[[ Available data open ]]
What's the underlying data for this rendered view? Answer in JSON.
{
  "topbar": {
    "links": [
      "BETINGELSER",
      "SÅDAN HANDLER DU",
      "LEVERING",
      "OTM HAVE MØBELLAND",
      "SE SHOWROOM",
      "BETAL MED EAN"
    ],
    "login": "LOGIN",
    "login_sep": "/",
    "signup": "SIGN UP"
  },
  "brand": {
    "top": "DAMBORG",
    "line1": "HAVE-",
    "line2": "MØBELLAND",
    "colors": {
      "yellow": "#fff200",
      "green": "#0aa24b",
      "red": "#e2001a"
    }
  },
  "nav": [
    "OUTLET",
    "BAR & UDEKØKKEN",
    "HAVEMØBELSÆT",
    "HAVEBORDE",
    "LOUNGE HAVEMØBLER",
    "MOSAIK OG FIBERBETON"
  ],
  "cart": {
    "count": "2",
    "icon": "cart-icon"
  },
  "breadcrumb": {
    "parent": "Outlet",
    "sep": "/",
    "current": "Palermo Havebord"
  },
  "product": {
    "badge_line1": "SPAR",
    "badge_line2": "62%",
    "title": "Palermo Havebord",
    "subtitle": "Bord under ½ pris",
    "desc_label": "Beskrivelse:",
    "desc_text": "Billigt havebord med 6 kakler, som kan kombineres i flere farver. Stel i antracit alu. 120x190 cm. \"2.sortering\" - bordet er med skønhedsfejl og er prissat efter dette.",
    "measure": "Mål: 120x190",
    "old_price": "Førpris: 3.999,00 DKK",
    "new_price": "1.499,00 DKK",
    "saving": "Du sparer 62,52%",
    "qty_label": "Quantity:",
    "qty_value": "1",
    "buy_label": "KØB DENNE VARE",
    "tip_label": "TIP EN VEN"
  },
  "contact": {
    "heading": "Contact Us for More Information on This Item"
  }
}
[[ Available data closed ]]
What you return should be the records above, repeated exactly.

What's the underlying data for this rendered view? Answer in JSON.
{
  "topbar": {
    "links": [
      "BETINGELSER",
      "SÅDAN HANDLER DU",
      "LEVERING",
      "OTM HAVE MØBELLAND",
      "SE SHOWROOM",
      "BETAL MED EAN"
    ],
    "login": "LOGIN",
    "login_sep": "/",
    "signup": "SIGN UP"
  },
  "brand": {
    "top": "DAMBORG",
    "line1": "HAVE-",
    "line2": "MØBELLAND",
    "colors": {
      "yellow": "#fff200",
      "green": "#0aa24b",
      "red": "#e2001a"
    }
  },
  "nav": [
    "OUTLET",
    "BAR & UDEKØKKEN",
    "HAVEMØBELSÆT",
    "HAVEBORDE",
    "LOUNGE HAVEMØBLER",
    "MOSAIK OG FIBERBETON"
  ],
  "cart": {
    "count": "2",
    "icon": "cart-icon"
  },
  "breadcrumb": {
    "parent": "Outlet",
    "sep": "/",
    "current": "Palermo Havebord"
  },
  "product": {
    "badge_line1": "SPAR",
    "badge_line2": "62%",
    "title": "Palermo Havebord",
    "subtitle": "Bord under ½ pris",
    "desc_label": "Beskrivelse:",
    "desc_text": "Billigt havebord med 6 kakler, som kan kombineres i flere farver. Stel i antracit alu. 120x190 cm. \"2.sortering\" - bordet er med skønhedsfejl og er prissat efter dette.",
    "measure": "Mål: 120x190",
    "old_price": "Førpris: 3.999,00 DKK",
    "new_price": "1.499,00 DKK",
    "saving": "Du sparer 62,52%",
    "qty_label": "Quantity:",
    "qty_value": "1",
    "buy_label": "KØB DENNE VARE",
    "tip_label": "TIP EN VEN"
  },
  "contact": {
    "heading": "Contact Us for More Information on This Item"
  }
}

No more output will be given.